Wednesday, March 10, 2010

agile is not communism

I enjoy a lot articles that mix social and software sciences. And I think they provide much value to the software community cause software is built by people (still, as of 2010), so their psychology and their interactions drive the software development.

This is a lightweight reading for the morning in this respect: Agile is Not Communism. And even if the author does a pretty good job of proving there is not much similarity between Agile and Communism, this phrase stayed with me: Several people in my class are asserting that agile is just like communism and since communism failed, agile is not likely to succeed either.

If you are like me and feel that today's Capitalism is not far from failure too, then take my advice and visit Greece, while it still has its islands ...

But since it's still early morning and we need our optimism for the day, take this quote from John Kenneth Galbraith: Under capitalism, man exploits man. Under communism, it's just the opposite. ... uhh, did I say optimism?!

Monday, March 1, 2010

next to binaries

There are not many things you can deliver to make your customers happy: one is definitely the code, and the 2nd are the docs: user-level documentation.

I've been recently asked to review the part of the documentation for the feature we are owning, and it was a surprisingly fun thing to do. I had no different feeling when reviewing it than the one I have when cutting some clever piece of code. It felt like putting the cream on the cake. It was an easy win: improve a deliverable that the client will definitely touch, cause our customers do use the documentation.

This line probably sounds right: good software comes with good documentation. But it's the other direction I am interested in exploring right now, what can documentation do for the code?

When evaluating new software I could use, like a web framework, those that have good docs have a much higher chance of getting in my toolbox. I start by looking for a section that would give me a basic setup fast, like Up and Running in Ten Minutes. Then I am awarding additional points for an introductory video. Then I will scan for How To-s for sensitive problems and references like configuration file and API ones. I admit though that once the tool is in my inbox, a weak online help won't make me drop the tool, as long as the help is not annoying.

For software developers good documentation means marketing. You'd want to grab market share, which for freelancers especially translates into increasing the number of users of the software. My advice is Write docs and keep them up to date, ask for reviews for even better docs.

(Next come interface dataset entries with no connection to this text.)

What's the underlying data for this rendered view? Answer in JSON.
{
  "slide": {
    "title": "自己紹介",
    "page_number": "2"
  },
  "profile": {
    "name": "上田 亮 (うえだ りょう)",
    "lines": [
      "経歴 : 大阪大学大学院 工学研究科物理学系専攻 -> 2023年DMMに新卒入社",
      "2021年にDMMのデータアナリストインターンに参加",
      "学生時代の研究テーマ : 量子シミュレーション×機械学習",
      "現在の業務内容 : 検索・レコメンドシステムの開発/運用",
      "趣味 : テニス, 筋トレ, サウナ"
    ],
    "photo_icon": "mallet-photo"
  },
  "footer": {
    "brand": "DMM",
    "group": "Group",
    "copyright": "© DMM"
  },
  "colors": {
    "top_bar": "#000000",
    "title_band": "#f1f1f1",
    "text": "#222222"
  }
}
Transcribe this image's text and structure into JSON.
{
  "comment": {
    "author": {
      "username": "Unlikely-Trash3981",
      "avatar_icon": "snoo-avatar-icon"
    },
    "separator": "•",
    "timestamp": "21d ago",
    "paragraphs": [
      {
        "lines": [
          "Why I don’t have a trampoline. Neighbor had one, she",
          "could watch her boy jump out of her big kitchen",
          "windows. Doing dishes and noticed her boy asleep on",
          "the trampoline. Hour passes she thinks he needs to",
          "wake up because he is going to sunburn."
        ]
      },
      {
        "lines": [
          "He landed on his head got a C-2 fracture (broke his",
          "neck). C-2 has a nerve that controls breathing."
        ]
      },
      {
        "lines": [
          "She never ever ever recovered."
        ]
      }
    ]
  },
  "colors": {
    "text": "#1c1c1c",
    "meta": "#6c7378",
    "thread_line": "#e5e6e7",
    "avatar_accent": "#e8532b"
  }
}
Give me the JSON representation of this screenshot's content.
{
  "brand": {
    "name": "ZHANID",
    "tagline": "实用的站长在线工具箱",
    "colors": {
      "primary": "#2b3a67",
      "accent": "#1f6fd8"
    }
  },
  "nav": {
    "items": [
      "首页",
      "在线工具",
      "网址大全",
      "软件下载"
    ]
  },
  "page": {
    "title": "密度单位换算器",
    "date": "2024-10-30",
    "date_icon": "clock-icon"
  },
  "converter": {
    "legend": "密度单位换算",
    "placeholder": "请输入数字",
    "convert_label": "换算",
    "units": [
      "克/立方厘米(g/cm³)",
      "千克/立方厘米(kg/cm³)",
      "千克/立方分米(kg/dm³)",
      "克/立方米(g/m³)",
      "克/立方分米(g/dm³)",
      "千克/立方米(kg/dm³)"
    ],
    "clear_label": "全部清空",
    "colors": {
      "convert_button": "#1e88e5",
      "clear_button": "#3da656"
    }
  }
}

Disclaimer: this post has not been reviewed before publication, hence it might contain some typos. No excuse though if it contains stupid ideas.